I did this analysis to indicate that desert solar electricity is only about 1/10th as good as GEO or Solarsychronous SPS = solar power satellite. One half gigawatt is enough power for a large city. Very large cities need several gigawatts. Lets consider 12 square kilometers = 3 kilometers, East and West by 4 kilometers, North and South. There is a solar power tower close to the Southeast and Southwest corners of the property. They are about 200 meters tall. The land slopes up about 2% from South to North, but is otherwise quite flat. More slope would be better, but more is almost always hilly which is bad. You can see ideal sites are rare. Homes and ranches are practical except very close to the two solar power towers, but maximum height of trees and structures is typically 4 meters, but only 2 or 3 meters in a few spots. Exceptions are the 50,000 steerable mirror towers which range from 12 to 20 meters tall, a few of them with a wind turbine above the mirror. The mirrors average 100 square meters and produce an average of 400 watts per square meter in late June at 1 pm in their beam of sunlight. The heat exchangers near the top of the twin towers absorb an average of 2 gigawatts, and delivers 1.9 gigawatt to the steam turbines. Some additional energy comes from steam super heaters also on the tower. Electrical output is 0.5 gigawatts. With good luck the wind turbines and some photovoltaic panels produce 0.01 gigawatts for a total of 0.51 gigawatt put on the grid. Typically the grid accepts a bit less, so some heat energy is stored in the molton sodium-potassium nitrate in the heat exchanger, and a reserve tank. Sometimes this is sufficient to power the Southwest turbine at reduced power until an hour after sunset which is about the end of the peak demand period. Some additional mirrors may be located to the East of the towers to catch the late afternoon sun. While this would produce some evening reserve, it is likely not cost effective as the towers would be on private property.

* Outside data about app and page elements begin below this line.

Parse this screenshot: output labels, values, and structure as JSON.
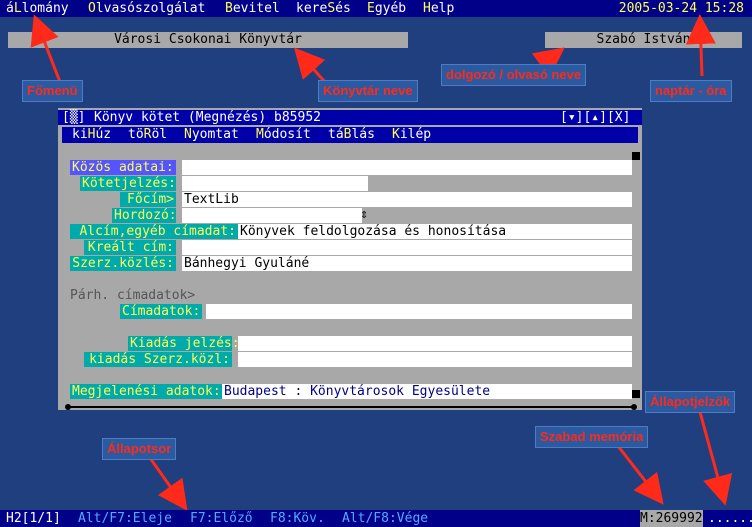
{
  "menubar": {
    "items": [
      {
        "pre": "á",
        "hk": "L",
        "post": "lomány"
      },
      {
        "pre": "",
        "hk": "O",
        "post": "lvasószolgálat"
      },
      {
        "pre": "",
        "hk": "B",
        "post": "evitel"
      },
      {
        "pre": "kere",
        "hk": "S",
        "post": "és"
      },
      {
        "pre": "",
        "hk": "E",
        "post": "gyéb"
      },
      {
        "pre": "",
        "hk": "H",
        "post": "elp"
      }
    ],
    "datetime": "2005-03-24 15:28"
  },
  "header": {
    "library": "Városi Csokonai Könyvtár",
    "user": "Szabó István"
  },
  "callouts": {
    "main_menu": "Főmenü",
    "library_name": "Könyvtár neve",
    "user_name": "dolgozó / olvasó neve",
    "calendar": "naptár - óra",
    "status_flags": "Állapotjelzők",
    "free_memory": "Szabad memória",
    "status_bar": "Állapotsor"
  },
  "window": {
    "sysmenu": "[▒]",
    "title": "Könyv kötet (Megnézés) b85952",
    "controls": "[▾][▴][X]",
    "menu": [
      {
        "pre": "ki",
        "hk": "H",
        "post": "úz"
      },
      {
        "pre": "tö",
        "hk": "R",
        "post": "öl"
      },
      {
        "pre": "",
        "hk": "N",
        "post": "yomtat"
      },
      {
        "pre": "",
        "hk": "M",
        "post": "ódosít"
      },
      {
        "pre": "tá",
        "hk": "B",
        "post": "lás"
      },
      {
        "pre": "",
        "hk": "K",
        "post": "ilép"
      }
    ]
  },
  "form": {
    "common_header": "Közös adatai:",
    "kotetjelzes_label": "Kötetjelzés:",
    "focim_label": "Főcím>",
    "focim_value": "TextLib",
    "hordozo_label": "Hordozó:",
    "alcim_label": "Alcím,egyéb címadat:",
    "alcim_value": "Könyvek feldolgozása és honosítása",
    "kreált_label": "Kreált cím:",
    "szerz_label": "Szerz.közlés:",
    "szerz_value": "Bánhegyi Gyuláné",
    "parh_label": "Párh. címadatok>",
    "cimadatok_label": "Címadatok:",
    "kiadas_label": "Kiadás jelzés:",
    "kiadas_szerz_label": "kiadás Szerz.közl:",
    "megjelenesi_label": "Megjelenési adatok:",
    "megjelenesi_value": "Budapest : Könyvtárosok Egyesülete"
  },
  "statusbar": {
    "mode": "H2[1/1]",
    "f7_alt": "Alt/F7:Eleje",
    "f7": "F7:Előző",
    "f8": "F8:Köv.",
    "f8_alt": "Alt/F8:Vége",
    "memory": "M:269992",
    "flags": "......"
  }
}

As you can imagine, 50,000 mirror towers on 12 square kilometers, is near the limit to prevent shading each other in the late afternoon, especially in December when the sun is low in the sky. Shading is rather severe shortly after sunrise, but that is not very important as the wholesale price of electricity is low mid morning, and it does take about two hours to warm the sodium-potassium nitrate to optimum operating temperature each morning/3 hours typically in December. The installation cannot be enlarged except at diminishing returns, as a 4 kilometer beam produces an illuminated spot bigger than the heat exchanger, even if the mirror is minutely concave. A precision concave mirror is much more costly than plain mirrors and a 500 square meter heat exchanger has considerable heat loss in a high wind. I suppose transparent shutters would help on windy days, and the heat exchanger could be a bit larger than 500 square meters.
The start up crew arrives before sunrise, each morning at the SE tower, for the startup procedure. Typically they leave one technician to monitor, then go to the Southwest tower which will be in a poor position to receive energy until late morning. If there are no problems, all but two are off duty by one pm.
Perhaps ten employees, including two trainees, are needed as the towers need to be observed during start up on Saturday, Sunday, sickdays and holidays as well as week days, so payroll is not a trivial expense, even with the systems highly automated. Please embellish, refute and/or comment. Neil
w says: A receiver and rectenna almost as big would be needed for the microwaves from a solar power satellite. Both would also need operators and repairmen.
Me: w is correct. The satellite and desert 1/2 gigawatt are a bit easier to operate and maintain if they use space mature solar panels without mirrors, turbines and generators, but the huge microwave source and huge antenna will be essentually new technology which likely cannot be fully automated until we have a decade of operating experience. This is another good reason to operate the first several SPS in LEO, so that technicians can live on the satellite. The temperature cycling is likely more severe in LEO than in the desert and it will be an 88 minute cycle instead of a 24 hour cycle. LEO is, however, mostly spared the weather and seasonal cycles, and a semipolar orbit allows beaming to most of the countries of Earth, during part of the peak demand period with as few as ten satellites, I think. Neil